Task item: An exact copy of all the data is the required output.

Segment Start: Input records

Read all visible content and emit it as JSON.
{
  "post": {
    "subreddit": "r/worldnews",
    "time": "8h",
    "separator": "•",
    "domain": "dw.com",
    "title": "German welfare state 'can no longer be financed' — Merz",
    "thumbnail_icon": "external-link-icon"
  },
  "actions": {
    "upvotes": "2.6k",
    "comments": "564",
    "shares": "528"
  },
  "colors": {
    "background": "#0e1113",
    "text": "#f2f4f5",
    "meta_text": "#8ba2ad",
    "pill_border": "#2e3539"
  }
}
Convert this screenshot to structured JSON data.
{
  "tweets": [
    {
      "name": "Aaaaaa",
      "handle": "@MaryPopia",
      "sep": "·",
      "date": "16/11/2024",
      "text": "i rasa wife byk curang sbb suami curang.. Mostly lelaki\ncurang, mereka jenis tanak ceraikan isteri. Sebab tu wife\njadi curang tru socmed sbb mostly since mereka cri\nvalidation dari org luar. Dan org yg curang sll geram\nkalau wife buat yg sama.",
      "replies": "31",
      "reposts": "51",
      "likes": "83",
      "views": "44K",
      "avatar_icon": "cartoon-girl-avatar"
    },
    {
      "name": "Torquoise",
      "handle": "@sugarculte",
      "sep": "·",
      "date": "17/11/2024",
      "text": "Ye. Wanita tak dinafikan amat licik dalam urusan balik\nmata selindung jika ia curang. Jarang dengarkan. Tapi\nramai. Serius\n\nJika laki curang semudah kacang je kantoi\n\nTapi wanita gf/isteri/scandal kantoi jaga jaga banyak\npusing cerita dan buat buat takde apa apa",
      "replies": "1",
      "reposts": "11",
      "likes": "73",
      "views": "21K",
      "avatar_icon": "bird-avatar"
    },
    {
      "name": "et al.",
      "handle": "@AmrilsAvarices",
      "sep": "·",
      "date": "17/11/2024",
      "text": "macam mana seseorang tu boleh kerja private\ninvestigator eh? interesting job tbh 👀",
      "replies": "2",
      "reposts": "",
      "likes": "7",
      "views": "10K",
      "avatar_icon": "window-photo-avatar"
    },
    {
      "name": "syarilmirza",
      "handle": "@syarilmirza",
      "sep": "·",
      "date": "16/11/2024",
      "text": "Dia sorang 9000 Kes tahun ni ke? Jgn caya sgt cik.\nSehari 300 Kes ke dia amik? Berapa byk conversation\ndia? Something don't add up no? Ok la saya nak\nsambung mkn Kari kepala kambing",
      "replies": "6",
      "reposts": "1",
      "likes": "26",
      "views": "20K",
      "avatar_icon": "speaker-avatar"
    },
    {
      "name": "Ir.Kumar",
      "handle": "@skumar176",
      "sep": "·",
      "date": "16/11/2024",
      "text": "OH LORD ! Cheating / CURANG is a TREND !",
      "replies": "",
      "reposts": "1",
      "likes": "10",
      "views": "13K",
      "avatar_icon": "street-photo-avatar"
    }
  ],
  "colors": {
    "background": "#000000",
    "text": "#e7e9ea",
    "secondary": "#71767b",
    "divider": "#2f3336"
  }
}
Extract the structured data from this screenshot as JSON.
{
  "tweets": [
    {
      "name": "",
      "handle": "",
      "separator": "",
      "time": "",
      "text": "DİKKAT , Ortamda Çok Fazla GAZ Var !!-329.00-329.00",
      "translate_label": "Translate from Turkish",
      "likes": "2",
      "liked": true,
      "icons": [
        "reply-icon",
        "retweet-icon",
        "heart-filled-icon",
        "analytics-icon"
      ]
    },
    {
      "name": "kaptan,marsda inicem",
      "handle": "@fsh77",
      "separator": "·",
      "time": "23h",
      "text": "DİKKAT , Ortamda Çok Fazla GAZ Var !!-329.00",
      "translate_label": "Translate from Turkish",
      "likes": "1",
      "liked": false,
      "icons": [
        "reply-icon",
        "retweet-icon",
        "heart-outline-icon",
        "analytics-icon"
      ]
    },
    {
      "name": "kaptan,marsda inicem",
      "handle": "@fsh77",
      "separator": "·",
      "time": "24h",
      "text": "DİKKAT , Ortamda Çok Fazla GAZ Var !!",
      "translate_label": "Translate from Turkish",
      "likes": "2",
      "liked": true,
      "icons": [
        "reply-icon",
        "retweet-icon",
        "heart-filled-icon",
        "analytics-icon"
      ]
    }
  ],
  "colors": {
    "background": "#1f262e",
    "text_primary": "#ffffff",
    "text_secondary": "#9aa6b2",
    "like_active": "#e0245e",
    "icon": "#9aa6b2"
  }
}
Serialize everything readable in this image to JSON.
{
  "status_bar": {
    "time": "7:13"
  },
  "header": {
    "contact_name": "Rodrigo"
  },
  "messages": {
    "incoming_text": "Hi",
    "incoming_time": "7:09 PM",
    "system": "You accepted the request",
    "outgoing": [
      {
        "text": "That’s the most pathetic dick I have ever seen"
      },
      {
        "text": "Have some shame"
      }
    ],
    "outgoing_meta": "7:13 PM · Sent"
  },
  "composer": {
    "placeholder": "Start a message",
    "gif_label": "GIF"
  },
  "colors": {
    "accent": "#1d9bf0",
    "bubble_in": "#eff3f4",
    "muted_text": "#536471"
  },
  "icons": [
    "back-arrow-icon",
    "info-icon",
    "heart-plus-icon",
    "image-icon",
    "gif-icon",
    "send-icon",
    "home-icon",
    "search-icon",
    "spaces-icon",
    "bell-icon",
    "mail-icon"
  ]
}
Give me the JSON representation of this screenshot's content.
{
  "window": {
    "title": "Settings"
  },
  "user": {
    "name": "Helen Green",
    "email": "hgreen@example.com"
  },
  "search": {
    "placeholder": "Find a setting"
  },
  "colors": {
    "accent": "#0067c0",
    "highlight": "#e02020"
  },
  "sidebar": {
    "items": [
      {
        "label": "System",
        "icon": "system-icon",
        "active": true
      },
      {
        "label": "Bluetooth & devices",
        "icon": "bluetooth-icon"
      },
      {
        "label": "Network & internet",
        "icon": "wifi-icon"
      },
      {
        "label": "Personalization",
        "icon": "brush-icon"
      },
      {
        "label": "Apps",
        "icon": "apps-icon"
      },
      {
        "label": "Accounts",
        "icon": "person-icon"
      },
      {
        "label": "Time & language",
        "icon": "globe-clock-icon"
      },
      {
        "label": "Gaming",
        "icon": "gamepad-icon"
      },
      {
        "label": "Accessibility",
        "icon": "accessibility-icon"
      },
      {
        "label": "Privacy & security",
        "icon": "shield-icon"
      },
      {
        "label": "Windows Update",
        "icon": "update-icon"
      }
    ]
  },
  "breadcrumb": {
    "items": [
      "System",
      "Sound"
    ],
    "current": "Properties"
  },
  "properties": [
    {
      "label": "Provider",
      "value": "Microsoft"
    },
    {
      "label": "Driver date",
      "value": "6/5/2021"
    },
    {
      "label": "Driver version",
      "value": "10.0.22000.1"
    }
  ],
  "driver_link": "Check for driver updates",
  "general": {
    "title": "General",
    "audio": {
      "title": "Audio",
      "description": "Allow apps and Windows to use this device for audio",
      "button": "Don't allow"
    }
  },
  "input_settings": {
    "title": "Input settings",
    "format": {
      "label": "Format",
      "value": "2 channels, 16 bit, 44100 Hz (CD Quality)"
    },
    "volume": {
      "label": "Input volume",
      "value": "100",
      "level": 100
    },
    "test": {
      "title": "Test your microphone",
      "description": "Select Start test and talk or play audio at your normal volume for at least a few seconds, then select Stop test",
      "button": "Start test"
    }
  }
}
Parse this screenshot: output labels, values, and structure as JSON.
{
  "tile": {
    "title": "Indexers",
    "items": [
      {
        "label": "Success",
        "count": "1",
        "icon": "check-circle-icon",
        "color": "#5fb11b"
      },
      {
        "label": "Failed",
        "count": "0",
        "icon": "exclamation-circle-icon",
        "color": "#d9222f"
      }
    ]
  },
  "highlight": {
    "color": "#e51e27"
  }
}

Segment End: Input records

Output for this exercise:
Read all visible content and emit it as JSON.
{
  "post": {
    "subreddit": "r/worldnews",
    "time": "8h",
    "separator": "•",
    "domain": "dw.com",
    "title": "German welfare state 'can no longer be financed' — Merz",
    "thumbnail_icon": "external-link-icon"
  },
  "actions": {
    "upvotes": "2.6k",
    "comments": "564",
    "shares": "528"
  },
  "colors": {
    "background": "#0e1113",
    "text": "#f2f4f5",
    "meta_text": "#8ba2ad",
    "pill_border": "#2e3539"
  }
}
Convert this screenshot to structured JSON data.
{
  "tweets": [
    {
      "name": "Aaaaaa",
      "handle": "@MaryPopia",
      "sep": "·",
      "date": "16/11/2024",
      "text": "i rasa wife byk curang sbb suami curang.. Mostly lelaki\ncurang, mereka jenis tanak ceraikan isteri. Sebab tu wife\njadi curang tru socmed sbb mostly since mereka cri\nvalidation dari org luar. Dan org yg curang sll geram\nkalau wife buat yg sama.",
      "replies": "31",
      "reposts": "51",
      "likes": "83",
      "views": "44K",
      "avatar_icon": "cartoon-girl-avatar"
    },
    {
      "name": "Torquoise",
      "handle": "@sugarculte",
      "sep": "·",
      "date": "17/11/2024",
      "text": "Ye. Wanita tak dinafikan amat licik dalam urusan balik\nmata selindung jika ia curang. Jarang dengarkan. Tapi\nramai. Serius\n\nJika laki curang semudah kacang je kantoi\n\nTapi wanita gf/isteri/scandal kantoi jaga jaga banyak\npusing cerita dan buat buat takde apa apa",
      "replies": "1",
      "reposts": "11",
      "likes": "73",
      "views": "21K",
      "avatar_icon": "bird-avatar"
    },
    {
      "name": "et al.",
      "handle": "@AmrilsAvarices",
      "sep": "·",
      "date": "17/11/2024",
      "text": "macam mana seseorang tu boleh kerja private\ninvestigator eh? interesting job tbh 👀",
      "replies": "2",
      "reposts": "",
      "likes": "7",
      "views": "10K",
      "avatar_icon": "window-photo-avatar"
    },
    {
      "name": "syarilmirza",
      "handle": "@syarilmirza",
      "sep": "·",
      "date": "16/11/2024",
      "text": "Dia sorang 9000 Kes tahun ni ke? Jgn caya sgt cik.\nSehari 300 Kes ke dia amik? Berapa byk conversation\ndia? Something don't add up no? Ok la saya nak\nsambung mkn Kari kepala kambing",
      "replies": "6",
      "reposts": "1",
      "likes": "26",
      "views": "20K",
      "avatar_icon": "speaker-avatar"
    },
    {
      "name": "Ir.Kumar",
      "handle": "@skumar176",
      "sep": "·",
      "date": "16/11/2024",
      "text": "OH LORD ! Cheating / CURANG is a TREND !",
      "replies": "",
      "reposts": "1",
      "likes": "10",
      "views": "13K",
      "avatar_icon": "street-photo-avatar"
    }
  ],
  "colors": {
    "background": "#000000",
    "text": "#e7e9ea",
    "secondary": "#71767b",
    "divider": "#2f3336"
  }
}
Extract the structured data from this screenshot as JSON.
{
  "tweets": [
    {
      "name": "",
      "handle": "",
      "separator": "",
      "time": "",
      "text": "DİKKAT , Ortamda Çok Fazla GAZ Var !!-329.00-329.00",
      "translate_label": "Translate from Turkish",
      "likes": "2",
      "liked": true,
      "icons": [
        "reply-icon",
        "retweet-icon",
        "heart-filled-icon",
        "analytics-icon"
      ]
    },
    {
      "name": "kaptan,marsda inicem",
      "handle": "@fsh77",
      "separator": "·",
      "time": "23h",
      "text": "DİKKAT , Ortamda Çok Fazla GAZ Var !!-329.00",
      "translate_label": "Translate from Turkish",
      "likes": "1",
      "liked": false,
      "icons": [
        "reply-icon",
        "retweet-icon",
        "heart-outline-icon",
        "analytics-icon"
      ]
    },
    {
      "name": "kaptan,marsda inicem",
      "handle": "@fsh77",
      "separator": "·",
      "time": "24h",
      "text": "DİKKAT , Ortamda Çok Fazla GAZ Var !!",
      "translate_label": "Translate from Turkish",
      "likes": "2",
      "liked": true,
      "icons": [
        "reply-icon",
        "retweet-icon",
        "heart-filled-icon",
        "analytics-icon"
      ]
    }
  ],
  "colors": {
    "background": "#1f262e",
    "text_primary": "#ffffff",
    "text_secondary": "#9aa6b2",
    "like_active": "#e0245e",
    "icon": "#9aa6b2"
  }
}
Serialize everything readable in this image to JSON.
{
  "status_bar": {
    "time": "7:13"
  },
  "header": {
    "contact_name": "Rodrigo"
  },
  "messages": {
    "incoming_text": "Hi",
    "incoming_time": "7:09 PM",
    "system": "You accepted the request",
    "outgoing": [
      {
        "text": "That’s the most pathetic dick I have ever seen"
      },
      {
        "text": "Have some shame"
      }
    ],
    "outgoing_meta": "7:13 PM · Sent"
  },
  "composer": {
    "placeholder": "Start a message",
    "gif_label": "GIF"
  },
  "colors": {
    "accent": "#1d9bf0",
    "bubble_in": "#eff3f4",
    "muted_text": "#536471"
  },
  "icons": [
    "back-arrow-icon",
    "info-icon",
    "heart-plus-icon",
    "image-icon",
    "gif-icon",
    "send-icon",
    "home-icon",
    "search-icon",
    "spaces-icon",
    "bell-icon",
    "mail-icon"
  ]
}
Give me the JSON representation of this screenshot's content.
{
  "window": {
    "title": "Settings"
  },
  "user": {
    "name": "Helen Green",
    "email": "hgreen@example.com"
  },
  "search": {
    "placeholder": "Find a setting"
  },
  "colors": {
    "accent": "#0067c0",
    "highlight": "#e02020"
  },
  "sidebar": {
    "items": [
      {
        "label": "System",
        "icon": "system-icon",
        "active": true
      },
      {
        "label": "Bluetooth & devices",
        "icon": "bluetooth-icon"
      },
      {
        "label": "Network & internet",
        "icon": "wifi-icon"
      },
      {
        "label": "Personalization",
        "icon": "brush-icon"
      },
      {
        "label": "Apps",
        "icon": "apps-icon"
      },
      {
        "label": "Accounts",
        "icon": "person-icon"
      },
      {
        "label": "Time & language",
        "icon": "globe-clock-icon"
      },
      {
        "label": "Gaming",
        "icon": "gamepad-icon"
      },
      {
        "label": "Accessibility",
        "icon": "accessibility-icon"
      },
      {
        "label": "Privacy & security",
        "icon": "shield-icon"
      },
      {
        "label": "Windows Update",
        "icon": "update-icon"
      }
    ]
  },
  "breadcrumb": {
    "items": [
      "System",
      "Sound"
    ],
    "current": "Properties"
  },
  "properties": [
    {
      "label": "Provider",
      "value": "Microsoft"
    },
    {
      "label": "Driver date",
      "value": "6/5/2021"
    },
    {
      "label": "Driver version",
      "value": "10.0.22000.1"
    }
  ],
  "driver_link": "Check for driver updates",
  "general": {
    "title": "General",
    "audio": {
      "title": "Audio",
      "description": "Allow apps and Windows to use this device for audio",
      "button": "Don't allow"
    }
  },
  "input_settings": {
    "title": "Input settings",
    "format": {
      "label": "Format",
      "value": "2 channels, 16 bit, 44100 Hz (CD Quality)"
    },
    "volume": {
      "label": "Input volume",
      "value": "100",
      "level": 100
    },
    "test": {
      "title": "Test your microphone",
      "description": "Select Start test and talk or play audio at your normal volume for at least a few seconds, then select Stop test",
      "button": "Start test"
    }
  }
}
Parse this screenshot: output labels, values, and structure as JSON.
{
  "tile": {
    "title": "Indexers",
    "items": [
      {
        "label": "Success",
        "count": "1",
        "icon": "check-circle-icon",
        "color": "#5fb11b"
      },
      {
        "label": "Failed",
        "count": "0",
        "icon": "exclamation-circle-icon",
        "color": "#d9222f"
      }
    ]
  },
  "highlight": {
    "color": "#e51e27"
  }
}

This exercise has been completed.